Thursday, May 3, 2012

Repelled Water Repellant

I’m still doing battle with the backlight weatherstripping trying to keep out the rainwater. I thought I might have beaten it with last night’s application of silicone to the outside bottom corner, but a subsequent thunderstorm resulted in puddles on the inside of the car again. I’ll have to go at it with the blowing air and soapy water next.

The other Ringo repair I undertook last night was the replacement of the Pittman arm bushing bolt. I didn’t like the way the original one went on when I replaced the bushing, so the last time I was at the Corvair Ranch, I bought a GUP bolt with a new nut from Jeff. This one seemed to go together much better.

Meanwhile, Victoria kept up the enthusiastic work on Luna by applying a few coats of medium blue metallic paint over the previously primered rust spots. Next on Luna’s list is getting her up on jackstands and inspecting the brake system.

Wednesday, May 2, 2012

Working Side by Side

Last night Victoria commenced work on her convertible. She’s currently trying out the name Luna since the family rejected her first choice, Dudley. Our intention at this point is to stop the current rust growth and make the car drivable for the summer with the serious bodywork to take place late-fall and throughout the winter. With that in mind, she attacked the bubbling paint and exposed rust spots with a wire wheel and then coated them with Rusty Metal Primer in preparation for a couple coats of hopefully-close metallic blue.

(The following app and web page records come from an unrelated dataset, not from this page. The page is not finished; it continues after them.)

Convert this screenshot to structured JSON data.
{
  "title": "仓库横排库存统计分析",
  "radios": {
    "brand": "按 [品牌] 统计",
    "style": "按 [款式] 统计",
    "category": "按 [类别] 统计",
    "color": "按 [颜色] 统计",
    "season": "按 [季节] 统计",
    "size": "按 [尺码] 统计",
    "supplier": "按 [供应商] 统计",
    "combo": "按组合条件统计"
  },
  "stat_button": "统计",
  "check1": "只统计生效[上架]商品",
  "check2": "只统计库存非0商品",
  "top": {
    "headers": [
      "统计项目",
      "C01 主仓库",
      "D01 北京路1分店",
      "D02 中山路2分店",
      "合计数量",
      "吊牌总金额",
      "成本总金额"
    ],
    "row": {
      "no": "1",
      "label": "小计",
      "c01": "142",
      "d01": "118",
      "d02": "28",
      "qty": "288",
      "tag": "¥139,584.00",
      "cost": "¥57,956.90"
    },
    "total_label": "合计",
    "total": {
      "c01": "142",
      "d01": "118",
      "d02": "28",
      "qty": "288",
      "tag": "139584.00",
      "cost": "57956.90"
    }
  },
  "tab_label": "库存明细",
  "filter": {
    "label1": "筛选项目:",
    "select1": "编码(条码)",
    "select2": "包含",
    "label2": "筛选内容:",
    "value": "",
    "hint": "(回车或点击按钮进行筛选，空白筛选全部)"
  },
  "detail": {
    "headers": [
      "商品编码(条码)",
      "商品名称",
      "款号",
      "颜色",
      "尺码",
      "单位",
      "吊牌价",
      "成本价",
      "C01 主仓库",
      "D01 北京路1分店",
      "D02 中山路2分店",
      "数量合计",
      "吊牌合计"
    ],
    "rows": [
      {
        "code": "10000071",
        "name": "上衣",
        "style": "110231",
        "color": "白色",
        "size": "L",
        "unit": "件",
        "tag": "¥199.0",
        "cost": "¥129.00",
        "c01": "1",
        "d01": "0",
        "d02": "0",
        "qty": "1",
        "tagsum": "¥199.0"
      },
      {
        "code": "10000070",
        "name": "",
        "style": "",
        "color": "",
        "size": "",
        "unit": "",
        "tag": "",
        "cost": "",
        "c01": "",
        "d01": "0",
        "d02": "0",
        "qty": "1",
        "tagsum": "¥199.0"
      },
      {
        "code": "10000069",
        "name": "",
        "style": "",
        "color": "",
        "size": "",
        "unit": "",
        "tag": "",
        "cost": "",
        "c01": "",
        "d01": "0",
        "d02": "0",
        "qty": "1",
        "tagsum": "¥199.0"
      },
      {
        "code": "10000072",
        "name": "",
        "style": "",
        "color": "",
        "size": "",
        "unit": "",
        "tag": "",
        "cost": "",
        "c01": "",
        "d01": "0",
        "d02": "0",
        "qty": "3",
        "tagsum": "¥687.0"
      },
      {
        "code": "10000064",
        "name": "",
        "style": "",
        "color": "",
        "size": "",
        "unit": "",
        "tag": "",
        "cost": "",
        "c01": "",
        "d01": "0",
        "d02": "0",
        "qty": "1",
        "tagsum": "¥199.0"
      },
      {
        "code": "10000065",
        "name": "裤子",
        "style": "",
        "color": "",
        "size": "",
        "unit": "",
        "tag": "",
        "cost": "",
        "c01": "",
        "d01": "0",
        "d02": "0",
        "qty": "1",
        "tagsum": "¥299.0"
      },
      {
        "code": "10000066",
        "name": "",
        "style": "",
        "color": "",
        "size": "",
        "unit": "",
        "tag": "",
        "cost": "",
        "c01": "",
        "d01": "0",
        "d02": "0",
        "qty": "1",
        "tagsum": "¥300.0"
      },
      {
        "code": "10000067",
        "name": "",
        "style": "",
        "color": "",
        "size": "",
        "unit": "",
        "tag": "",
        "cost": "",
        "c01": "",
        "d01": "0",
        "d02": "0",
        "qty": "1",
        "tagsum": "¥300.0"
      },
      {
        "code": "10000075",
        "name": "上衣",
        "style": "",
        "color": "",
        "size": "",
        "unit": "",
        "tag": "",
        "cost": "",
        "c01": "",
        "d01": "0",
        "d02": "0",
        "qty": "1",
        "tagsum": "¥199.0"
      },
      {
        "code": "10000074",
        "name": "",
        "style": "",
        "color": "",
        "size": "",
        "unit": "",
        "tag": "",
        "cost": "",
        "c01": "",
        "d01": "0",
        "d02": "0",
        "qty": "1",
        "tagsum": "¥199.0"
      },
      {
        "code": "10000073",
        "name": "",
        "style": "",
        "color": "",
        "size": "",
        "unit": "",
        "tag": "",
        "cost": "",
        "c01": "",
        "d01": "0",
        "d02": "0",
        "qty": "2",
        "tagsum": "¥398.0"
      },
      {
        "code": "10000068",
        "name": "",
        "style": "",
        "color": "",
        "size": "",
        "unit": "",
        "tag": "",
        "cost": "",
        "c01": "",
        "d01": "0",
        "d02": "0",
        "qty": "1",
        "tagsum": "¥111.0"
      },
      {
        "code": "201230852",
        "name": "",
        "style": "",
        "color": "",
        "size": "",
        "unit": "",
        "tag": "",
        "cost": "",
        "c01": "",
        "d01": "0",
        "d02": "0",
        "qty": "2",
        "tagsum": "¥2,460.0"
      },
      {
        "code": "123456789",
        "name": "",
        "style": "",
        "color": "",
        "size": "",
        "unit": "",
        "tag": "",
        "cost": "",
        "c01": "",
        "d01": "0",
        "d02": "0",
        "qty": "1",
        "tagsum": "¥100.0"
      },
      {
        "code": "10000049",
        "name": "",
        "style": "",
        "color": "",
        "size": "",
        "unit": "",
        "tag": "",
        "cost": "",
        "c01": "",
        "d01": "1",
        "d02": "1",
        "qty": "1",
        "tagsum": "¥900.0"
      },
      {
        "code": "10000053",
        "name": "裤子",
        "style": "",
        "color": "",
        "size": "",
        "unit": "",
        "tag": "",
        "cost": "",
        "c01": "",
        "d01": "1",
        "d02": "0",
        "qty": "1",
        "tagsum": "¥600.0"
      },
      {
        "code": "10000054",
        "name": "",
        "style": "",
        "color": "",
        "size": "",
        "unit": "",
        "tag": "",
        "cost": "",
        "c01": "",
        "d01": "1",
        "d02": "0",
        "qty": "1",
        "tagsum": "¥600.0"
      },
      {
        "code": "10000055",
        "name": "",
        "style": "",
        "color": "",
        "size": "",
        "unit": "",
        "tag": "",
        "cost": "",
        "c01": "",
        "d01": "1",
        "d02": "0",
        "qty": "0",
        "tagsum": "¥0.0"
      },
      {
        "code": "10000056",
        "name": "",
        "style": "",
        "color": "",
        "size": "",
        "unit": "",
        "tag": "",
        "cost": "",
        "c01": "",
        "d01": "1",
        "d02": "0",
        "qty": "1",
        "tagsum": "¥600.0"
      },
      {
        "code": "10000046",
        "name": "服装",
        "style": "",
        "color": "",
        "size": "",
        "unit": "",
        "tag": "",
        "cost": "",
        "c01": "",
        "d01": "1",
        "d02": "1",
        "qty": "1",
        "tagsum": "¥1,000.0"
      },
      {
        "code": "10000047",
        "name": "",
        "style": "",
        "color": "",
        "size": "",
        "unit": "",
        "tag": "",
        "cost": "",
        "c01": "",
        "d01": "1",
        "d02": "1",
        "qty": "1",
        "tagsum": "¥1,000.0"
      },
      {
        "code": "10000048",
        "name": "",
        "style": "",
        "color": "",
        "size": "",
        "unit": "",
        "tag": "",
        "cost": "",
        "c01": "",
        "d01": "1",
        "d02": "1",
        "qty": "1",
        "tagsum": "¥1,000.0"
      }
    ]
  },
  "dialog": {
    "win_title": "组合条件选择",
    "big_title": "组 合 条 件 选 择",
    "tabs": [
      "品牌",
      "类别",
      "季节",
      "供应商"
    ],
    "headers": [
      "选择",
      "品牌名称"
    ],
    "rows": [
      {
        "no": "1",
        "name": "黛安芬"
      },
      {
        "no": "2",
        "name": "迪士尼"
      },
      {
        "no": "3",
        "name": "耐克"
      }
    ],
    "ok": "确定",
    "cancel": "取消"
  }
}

Just for kicks, I rubbed out a small patch on Luna’s lower fender to see what kind of shine could be brought back, and we were pleasantly surprised with the gloss. So much so, that once the newly painted spots are safely cured, Victoria will break out the buffer and pretty up Luna’s entire body. In addition to rust-stopping, we’ll need to install a battery and four new tires, make sure the brakes are up to snuff, and get all the electricals functioning. I had her plug the battery charger onto the old, dead battery and it put out enough power to do a light check. Fortunately, more circuits worked than not, but we’ll still have some sleuthing ahead of us before everything that blinks and shines are doing just that.

Meanwhile, I had some odds and ends on Ringo I needed to address. During my drive home yesterday, I noticed the engine was pinging. When I put a timing light on it, I found the timing had moved about six degrees advanced. I hadn’t gotten the hold-down nut tight enough and the distributor had rotated on its own. I spun it back where it belonged and cranked down on the loose nut. Because there was still some vibration at highway speeds, I swapped another wheel from Heidi onto the right rear of Ringo. Also, when I installed the replacement muffler, it was touching the heat shield. I decided to bend the shield back so there was no contact. Finally, there’s still water coming the corner of the backlight, so I ran silicone across the entire inside bottom joint of the weatherstrip-to-body joint. While the vibration was less during this morning’s commute, there was still water inside the backlight after last night’s rains. I’ll be getting out the soapy water and air blower again. I’m to the point where I’ll have to start applying the black silicone to the outside of the window.

Finally, I was able to complete a task and strike it from Glinda's To-Do list. I rebuilt the wiper switch and now it works swimmingly. I forced back the swagings, cleaned and lubricated the contacts, put the assembly back together, and swaged it snug. After installation, a quick test proved the success.